A Twitter study reveals the impact of different types of online content on in-store sales volume.
Despite the massive growth of e-commerce across all consumer sectors, in-store sales still account for the major part of retail activity in the United States, more than 94% of overall sales being made in stores, according to a report from the US Census Bureau.Meanwhile in its blog Twitter has described the impact which social networks – or to be more precise, promoted tweets– can have on in-store sales volume by matching up online activity with the offline results of tweeting strategy. Teaming up with Datalogix, a firm which specializes in connecting digital media and offline purchasing data, Twitter has developed a new indicator to quantify the impact of both promoted and organic tweets on in-store sales.
Quantifying the impact of online engagement
This is the first time that Twitter has made available the results of its Offline Sales Impact tool to the general public. Its study seeks to quantify the impact of a firm’s online (tweeting) activity on its in-store sales. The new tool has been trialed with 35 Consumer Packaged Goods (CPG) brands, including Oreo, Trident Gum and Wheat Thins. The study examines the impact of two types of content: promoted tweets, where the brand pays to have its tweets appear on the site’s home page; and organic tweets, which are not paid for but simply appear on the brand’s account. Firstly, the report reveals that users who engage with a brand’s promoted tweets – whether the engagement takes the form of sharing or a direct response – purchase 12% more from that brand than a statistically identical control group. In addition, brand followers react more concretely to a brand’s promoted tweets, collectively purchasing a third more than those who were exposed to organic tweets alone. Thus it appears that building a committed community is a determining factor in making a real impact on sales volume.
Dual strategy: promoted plus organic content
The study also reveals the value of keeping up the online presence on an ongoing basis. Even purely passive exposure to a brand’s organic content results in a more than 8% increase in offline sales. And this appears to rise exponentially: the sales lift recorded was over threefold among followers who were exposed to more than five tweets.

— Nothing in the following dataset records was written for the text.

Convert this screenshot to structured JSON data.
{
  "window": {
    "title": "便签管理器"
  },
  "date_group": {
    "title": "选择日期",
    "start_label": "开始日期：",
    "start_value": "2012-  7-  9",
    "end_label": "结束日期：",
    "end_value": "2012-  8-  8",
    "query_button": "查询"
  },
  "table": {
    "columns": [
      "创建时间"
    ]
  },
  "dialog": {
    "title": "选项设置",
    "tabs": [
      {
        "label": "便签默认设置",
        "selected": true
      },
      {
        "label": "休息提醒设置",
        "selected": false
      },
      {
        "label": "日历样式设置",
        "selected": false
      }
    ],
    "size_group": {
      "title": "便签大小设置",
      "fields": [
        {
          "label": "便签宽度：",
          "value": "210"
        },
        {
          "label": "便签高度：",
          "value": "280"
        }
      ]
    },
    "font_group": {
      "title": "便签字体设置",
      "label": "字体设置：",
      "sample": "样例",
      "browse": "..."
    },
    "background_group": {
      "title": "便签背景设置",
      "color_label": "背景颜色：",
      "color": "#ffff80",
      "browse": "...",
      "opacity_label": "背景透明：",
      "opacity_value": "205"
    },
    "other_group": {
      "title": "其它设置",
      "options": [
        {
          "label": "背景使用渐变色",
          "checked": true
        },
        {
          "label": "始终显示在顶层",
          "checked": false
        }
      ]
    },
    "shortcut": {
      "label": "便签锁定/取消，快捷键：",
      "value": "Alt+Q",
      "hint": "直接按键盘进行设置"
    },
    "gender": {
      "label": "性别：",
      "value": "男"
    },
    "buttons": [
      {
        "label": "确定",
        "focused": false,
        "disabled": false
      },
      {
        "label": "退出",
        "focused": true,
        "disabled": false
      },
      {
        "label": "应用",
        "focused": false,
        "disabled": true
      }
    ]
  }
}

According to Ameet Ranadive, Product Manager for Revenue at Twitter: “Brands which tweet regularly see a rapid increase in their in-store sales volume.” Moreover, the balance between organic and promoted content is a determining factor, as initial organic presence means the brand can develop ongoing, progressive engagement with its customers. Promoted content can then piggy-back on this basic engagement so as to increase sales. In offering advertisers customized indicators that enable them to quantify the business value of their online presence more accurately, Twitter is following Facebook, in a bid to avoid being swept away if and when, as has been predicted, the social media bubble finally deflates.